Instructions for the task »
Filter out every line below that lacks "label", and copy the rest.

Web page and app entries »
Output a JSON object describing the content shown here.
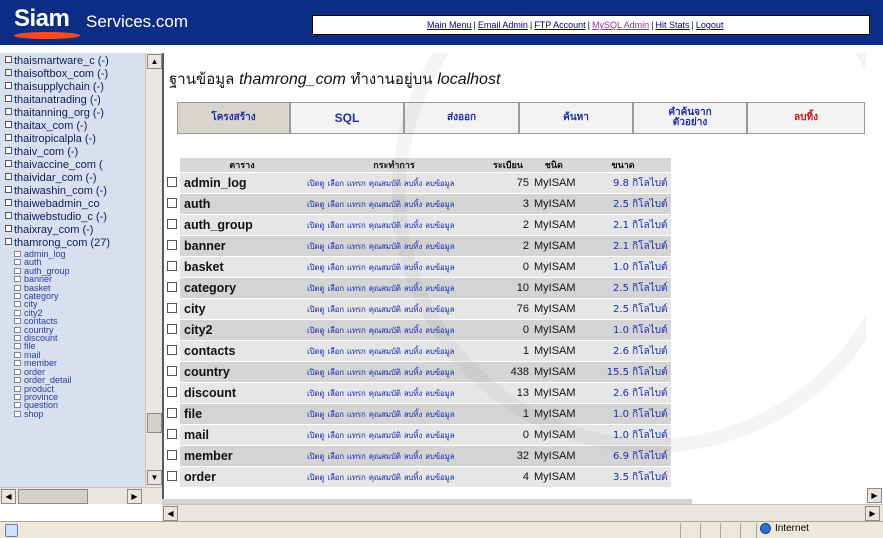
{
  "header": {
    "logo_siam": "Siam",
    "logo_rest": "Services.com",
    "nav": [
      {
        "label": "Main Menu"
      },
      {
        "label": "Email Admin"
      },
      {
        "label": "FTP Account"
      },
      {
        "label": "MySQL Admin"
      },
      {
        "label": "Hit Stats"
      },
      {
        "label": "Logout"
      }
    ]
  },
  "sidebar": {
    "databases": [
      "thaismartware_c (-)",
      "thaisoftbox_com (-)",
      "thaisupplychain (-)",
      "thaitanatrading (-)",
      "thaitanning_org (-)",
      "thaitax_com (-)",
      "thaitropicalpla (-)",
      "thaiv_com (-)",
      "thaivaccine_com (",
      "thaividar_com (-)",
      "thaiwashin_com (-)",
      "thaiwebadmin_co",
      "thaiwebstudio_c (-)",
      "thaixray_com (-)",
      "thamrong_com (27)"
    ],
    "tables": [
      "admin_log",
      "auth",
      "auth_group",
      "banner",
      "basket",
      "category",
      "city",
      "city2",
      "contacts",
      "country",
      "discount",
      "file",
      "mail",
      "member",
      "order",
      "order_detail",
      "product",
      "province",
      "question",
      "shop"
    ]
  },
  "main": {
    "title_prefix": "ฐานข้อมูล",
    "title_db": "thamrong_com",
    "title_mid": "ทำงานอยู่บน",
    "title_host": "localhost",
    "tabs": [
      {
        "label": "โครงสร้าง"
      },
      {
        "label": "SQL"
      },
      {
        "label": "ส่งออก"
      },
      {
        "label": "ค้นหา"
      },
      {
        "label": "คำค้นจาก ตัวอย่าง"
      },
      {
        "label": "ลบทิ้ง"
      }
    ],
    "columns": {
      "table": "ตาราง",
      "action": "กระทำการ",
      "records": "ระเบียน",
      "type": "ชนิด",
      "size": "ขนาด"
    },
    "actions": [
      "เปิดดู",
      "เลือก",
      "แทรก",
      "คุณสมบัติ",
      "ลบทิ้ง",
      "ลบข้อมูล"
    ],
    "rows": [
      {
        "name": "admin_log",
        "records": "75",
        "type": "MyISAM",
        "size": "9.8 กิโลไบต์"
      },
      {
        "name": "auth",
        "records": "3",
        "type": "MyISAM",
        "size": "2.5 กิโลไบต์"
      },
      {
        "name": "auth_group",
        "records": "2",
        "type": "MyISAM",
        "size": "2.1 กิโลไบต์"
      },
      {
        "name": "banner",
        "records": "2",
        "type": "MyISAM",
        "size": "2.1 กิโลไบต์"
      },
      {
        "name": "basket",
        "records": "0",
        "type": "MyISAM",
        "size": "1.0 กิโลไบต์"
      },
      {
        "name": "category",
        "records": "10",
        "type": "MyISAM",
        "size": "2.5 กิโลไบต์"
      },
      {
        "name": "city",
        "records": "76",
        "type": "MyISAM",
        "size": "2.5 กิโลไบต์"
      },
      {
        "name": "city2",
        "records": "0",
        "type": "MyISAM",
        "size": "1.0 กิโลไบต์"
      },
      {
        "name": "contacts",
        "records": "1",
        "type": "MyISAM",
        "size": "2.6 กิโลไบต์"
      },
      {
        "name": "country",
        "records": "438",
        "type": "MyISAM",
        "size": "15.5 กิโลไบต์"
      },
      {
        "name": "discount",
        "records": "13",
        "type": "MyISAM",
        "size": "2.6 กิโลไบต์"
      },
      {
        "name": "file",
        "records": "1",
        "type": "MyISAM",
        "size": "1.0 กิโลไบต์"
      },
      {
        "name": "mail",
        "records": "0",
        "type": "MyISAM",
        "size": "1.0 กิโลไบต์"
      },
      {
        "name": "member",
        "records": "32",
        "type": "MyISAM",
        "size": "6.9 กิโลไบต์"
      },
      {
        "name": "order",
        "records": "4",
        "type": "MyISAM",
        "size": "3.5 กิโลไบต์"
      }
    ]
  },
  "statusbar": {
    "zone": "Internet"
  }
}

Finished exercise »
        "label": "Main Menu"
        "label": "Email Admin"
        "label": "FTP Account"
        "label": "MySQL Admin"
        "label": "Hit Stats"
        "label": "Logout"
        "label": "โครงสร้าง"
        "label": "SQL"
        "label": "ส่งออก"
        "label": "ค้นหา"
        "label": "คำค้นจาก ตัวอย่าง"
        "label": "ลบทิ้ง"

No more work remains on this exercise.